[Page and application data records]

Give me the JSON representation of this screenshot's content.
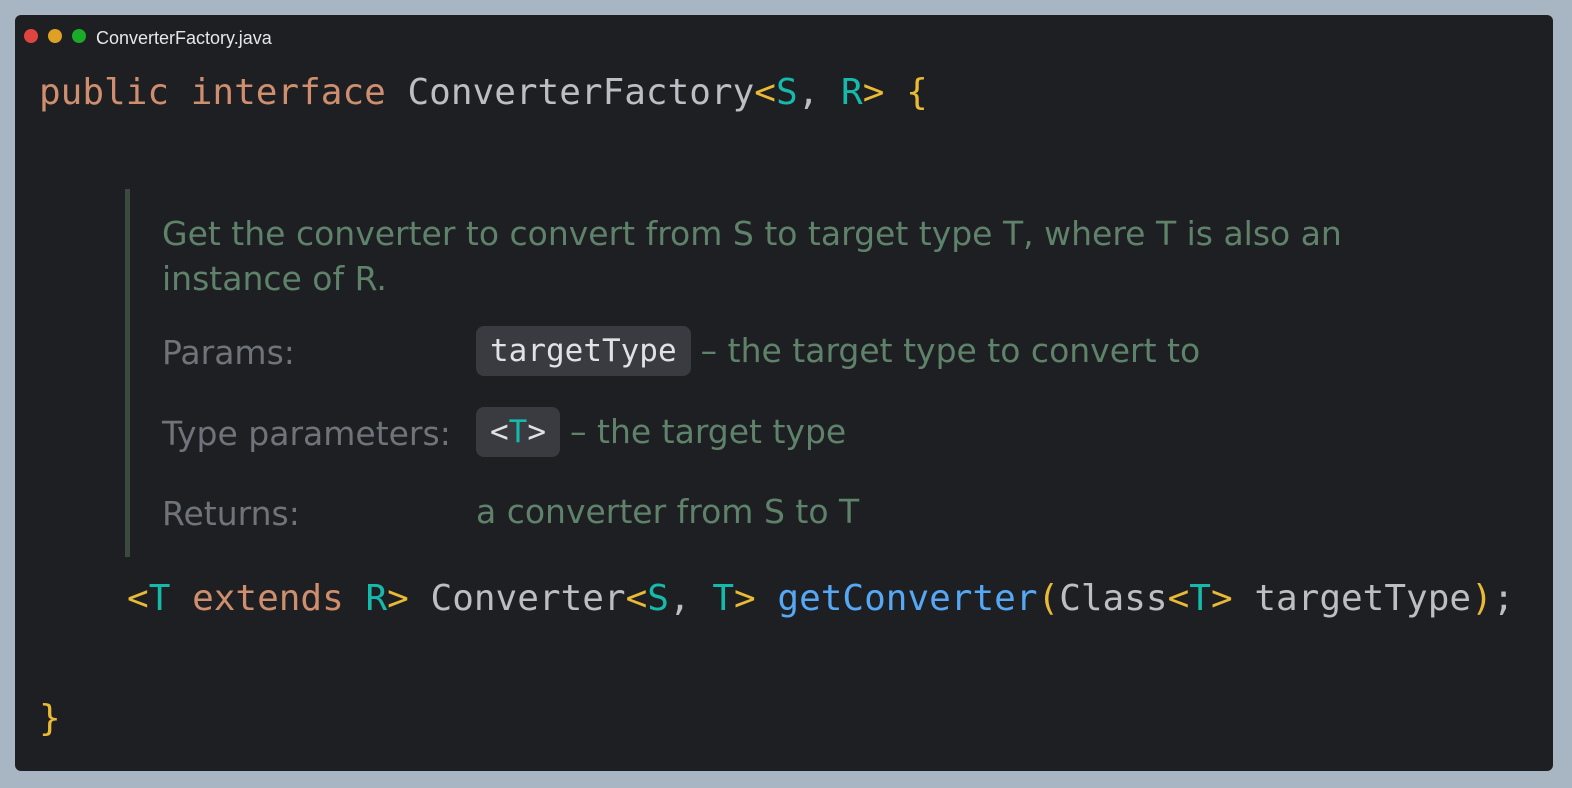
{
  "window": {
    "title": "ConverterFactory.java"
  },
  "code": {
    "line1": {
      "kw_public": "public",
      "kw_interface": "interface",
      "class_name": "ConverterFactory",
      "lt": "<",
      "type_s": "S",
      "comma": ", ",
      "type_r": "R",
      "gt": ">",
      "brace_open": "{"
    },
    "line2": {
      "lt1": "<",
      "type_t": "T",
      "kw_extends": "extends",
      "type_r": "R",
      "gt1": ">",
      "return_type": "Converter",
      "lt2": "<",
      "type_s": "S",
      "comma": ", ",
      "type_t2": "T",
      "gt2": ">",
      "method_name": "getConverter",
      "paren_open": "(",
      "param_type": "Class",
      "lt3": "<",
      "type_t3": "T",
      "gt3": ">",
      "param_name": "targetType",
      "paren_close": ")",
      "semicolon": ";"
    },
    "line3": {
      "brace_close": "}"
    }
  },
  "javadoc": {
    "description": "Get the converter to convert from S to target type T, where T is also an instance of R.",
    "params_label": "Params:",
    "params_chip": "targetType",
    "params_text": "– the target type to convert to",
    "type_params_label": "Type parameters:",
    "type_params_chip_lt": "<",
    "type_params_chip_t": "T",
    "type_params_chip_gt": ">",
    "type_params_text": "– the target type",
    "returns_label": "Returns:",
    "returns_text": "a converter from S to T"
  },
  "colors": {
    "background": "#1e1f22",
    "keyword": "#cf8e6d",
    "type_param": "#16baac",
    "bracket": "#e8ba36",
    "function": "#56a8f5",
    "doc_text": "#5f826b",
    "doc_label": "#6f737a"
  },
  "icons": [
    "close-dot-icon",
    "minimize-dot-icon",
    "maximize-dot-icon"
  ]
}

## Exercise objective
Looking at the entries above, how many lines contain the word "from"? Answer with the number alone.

## Your solution
2